You know, I don't know. Both, maybe.
Hmm. Who else is left, now that Granger has so dramatically excluded herself?
Blaise put a slim finger in his book, marking his place, and then looked around the room. Just us, I think. Wait — no. Draco. And it looks like Potter, too.
I should have known. It's been so quiet without their constant haranguing.
He snorted. True. Have you been able to get through to Draco?
No, and it's a bit worrying to be honest. Did the Dark Lord do some permanent damage and he just hasn't let on? I've never had a problem getting through to him before.
I wouldn't worry about it. He's probably just too busy glaring at Potter to realize the rest of the world exists.
She sighed. Well at least some things never change.
Oh, no. No no no.
What is it?
They're serving eclairs today.
So don't look at the dessert plate. I'll order you a dozen of them from that patisserie you like as soon as this ridiculous ordeal is over.
You know, I don't particularly care to be an animagus.
No. Right now I would much prefer an eclair. Shall we?
Oh, all right.
Together, they plucked the leaves from under their tongues, wiped their fingers daintily on the white linen napkins, and then Blaise served each of them an eclair.
"For you, my sweet."
"Thank you, darling."
They spent a few moments silently chewing, and then Pansy frowned over at Draco, who hadn't moved to touch the desert plate. "Odd, that he's willing to pass up dessert for this. And eclairs, too. Did Draco ever mention that he wanted to be an animagus?"
"Nope." Blaise speared another eclair, studying Draco as he did so. Then he grinned and gestured with his fork. "There's his motivation."
Pansy looked across the table, to where Potter was also forgoing the dessert plate, locked in what appeared to be a staring contest with Draco. "Oh." Then she straightened. "Oh! I bet they're using our trick to communicate!"

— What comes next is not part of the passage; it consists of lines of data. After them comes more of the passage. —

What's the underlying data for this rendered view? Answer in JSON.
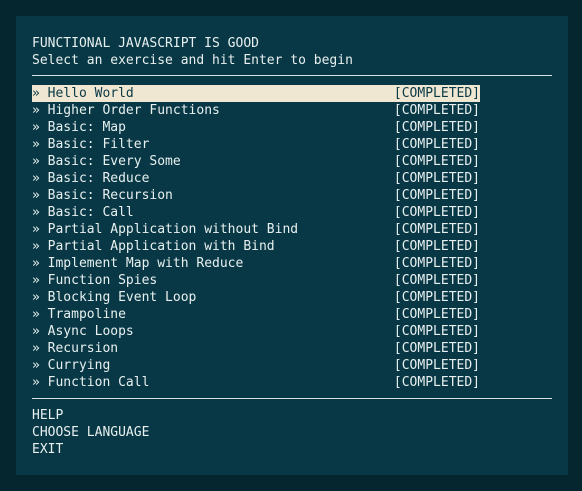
{
  "header": {
    "title": "FUNCTIONAL JAVASCRIPT IS GOOD",
    "subtitle": "Select an exercise and hit Enter to begin"
  },
  "menu": {
    "marker": "»",
    "status": "[COMPLETED]",
    "selected_index": 0,
    "items": [
      {
        "label": "Hello World"
      },
      {
        "label": "Higher Order Functions"
      },
      {
        "label": "Basic: Map"
      },
      {
        "label": "Basic: Filter"
      },
      {
        "label": "Basic: Every Some"
      },
      {
        "label": "Basic: Reduce"
      },
      {
        "label": "Basic: Recursion"
      },
      {
        "label": "Basic: Call"
      },
      {
        "label": "Partial Application without Bind"
      },
      {
        "label": "Partial Application with Bind"
      },
      {
        "label": "Implement Map with Reduce"
      },
      {
        "label": "Function Spies"
      },
      {
        "label": "Blocking Event Loop"
      },
      {
        "label": "Trampoline"
      },
      {
        "label": "Async Loops"
      },
      {
        "label": "Recursion"
      },
      {
        "label": "Currying"
      },
      {
        "label": "Function Call"
      }
    ]
  },
  "footer": {
    "help": "HELP",
    "language": "CHOOSE LANGUAGE",
    "exit": "EXIT"
  },
  "colors": {
    "background": "#05252f",
    "panel": "#083845",
    "text": "#e8f0f0",
    "selected_background": "#f0e7d2",
    "selected_text": "#083845"
  }
}
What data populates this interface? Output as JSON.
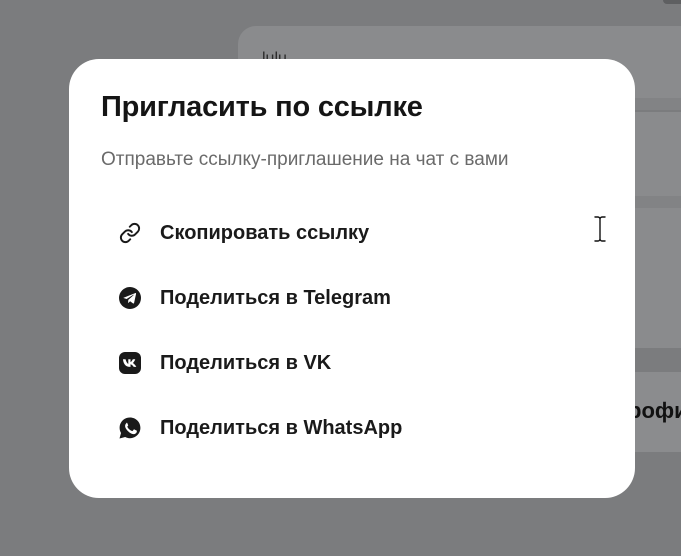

Blaise's eyes sharpened. "Now that is both very interesting and a bet I am unwilling to make."
"Severus wouldn't have taught Potter how to do that, would he? I know he was teaching him—"
"Nah. Potter barely learned anything from him. Didn't you listen to Severus' rants?"
She snorted. "Not really. I heard rather enough ranting about Potter from Draco. It's a nice change, the quiet. You don't think — you don't think Draco taught him?" She frowned down at her plate, idly swirling her fork through a puddle of escaped custard.
"Are you kidding? Where would either of them find the patience for that? No, Pansy, love, I"m afraid this is just one more thing the bloody chosen prat can do without trying."
"Just look at them."
"I'd rather not, actually. It's ruining my appetite. Who'd have thought our Draco was such a sap?"
She elbowed him lightly. "You knew he was a sap."
"True. I just didn't know he was a sap for Potter. Though I suppose I should have guessed. Ah well. We all have our flaws."
Pansy patted her lips delicately with her napkin as she rose from the table. "Speak for yourself, darling."
McGonagall rapped her desk, drawing their attention once more to the front of the room. "So. How many of you have managed to keep your leaves in your mouths for the entire month?"
Only Draco and Potter raised their hands.
"Well, then. Let's see what your animagus forms are, shall we? I'd like the rest of you to contemplate the experience, and then write me a short essay — let's say five inches — describing your experience, and what temptation finally wore down your discipline."
Blaise turned to Pansy, laughter in his eyes, as they whispered together, "eclairs."
They were dragons. Of course they were bloody dragons. Pansy stared up at the pair of them — the glossy black Hungarian Horntail and the shiny, coppery Peruvian Vipertooth — as they flew in acrobatic loops, seemingly daring one another to go faster, higher, and then began spiraling in the air around one another, the sunlight gleaming on their scales.
"Well," Blaise said softly, staring up at them, a look of wonder in his eyes. "It's not everyday you get to see a dragon courtship ritual."
"Is that— Are they—" but of course they were. She leaned her head on Blaise's shoulder, silently shaking with laughter. Of bloody course they were. She shaded her eyes from the afternoon sun, blinking black spots from her vision, and stared up at the two winged shapes dancing across the sky.
"And we thought they were insufferable before."